While your finances do include a lot of big, long-term goals like these, your financial situation is also comprised of many smaller goals, decisions, and activities that are much easier to manage. Because they’re small, it’s tempting to think that they don’t matter. But, here’s the good news: Taking care of the small things is what makes your big financial goals possible. With that in mind, here are 10 things that you can do in an hour or less to improve your finances.
Share your tips and tricks in the comments!
- Use cash. Instead of charging things to credit cards or debit cards, use cash for non-bill spending such as eating out, gas, groceries. Spending cash makes the spending more real, and there’s an added advantage of knowing when you’re out of cash, instead of spending more than you
- Small weekly savings transfers. Idea from Trent at The Simple Dollar, who automatically deducts $20 a week from his check to savings. You can decided that could live with $40/week without really feeling it — it’s a relatively small transfer that you barely notice, and you save about $2,000 a year on top of larger bi-weekly savings transfers.
- Stay home. Going out makes you more likely to spend unnecessarily. You eat at restaurants, go to the mall, stop at the gas station for snacks. It’s hard to avoid spending when you’re on the road. Instead, stay home, and find free entertainment. It’s also a great way to bond with your family.
- Don’t get catalogs. Or emailed announcements from companies trying to sell you stuff. Their announcements of sales or cool new products make it very tempting to buy something you don’t need. Instead, stop the catalogs and emails from ever getting to you in the first place, and you’ll spend less.

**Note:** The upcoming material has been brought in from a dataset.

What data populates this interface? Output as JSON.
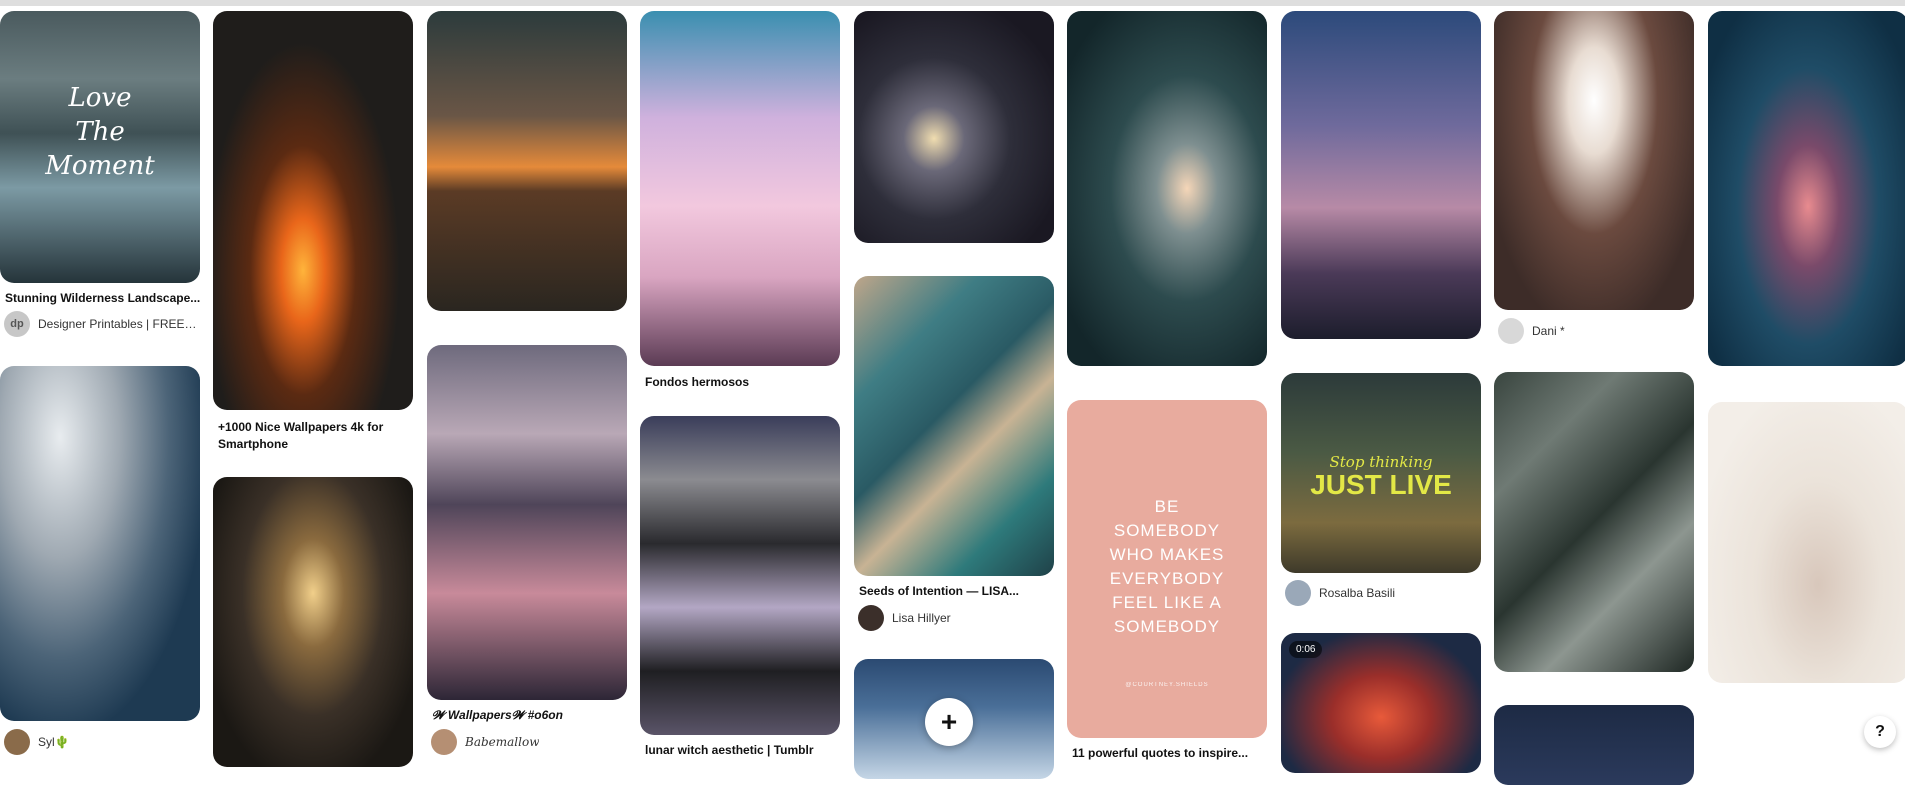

- Keep a 30-day list. If you have an impulse to buy something you don’t absolutely need, put it on a 30-day list. You can’t buy anything but necessities — everything else goes on the list, with the date that it’s added to the list. When the 30 days are up, you can buy it — but most likely, the strong urge to buy it will be gone, and you can evaluate it more calmly.
- Cook at home. I know, it seems more difficult than eating out. But it doesn’t have to be hard. Throw together a quick stir-fry with frozen veggies and either boneless chicken or (my favorite) tofu with soy sauce or tamari. Make home-made pizza with a ready-made crust, some sauce, cheese and veggies. Put some spices on something and throw it in the oven while you cook some brown rice. Not only is this much cheaper than eating out, but it’s healthier.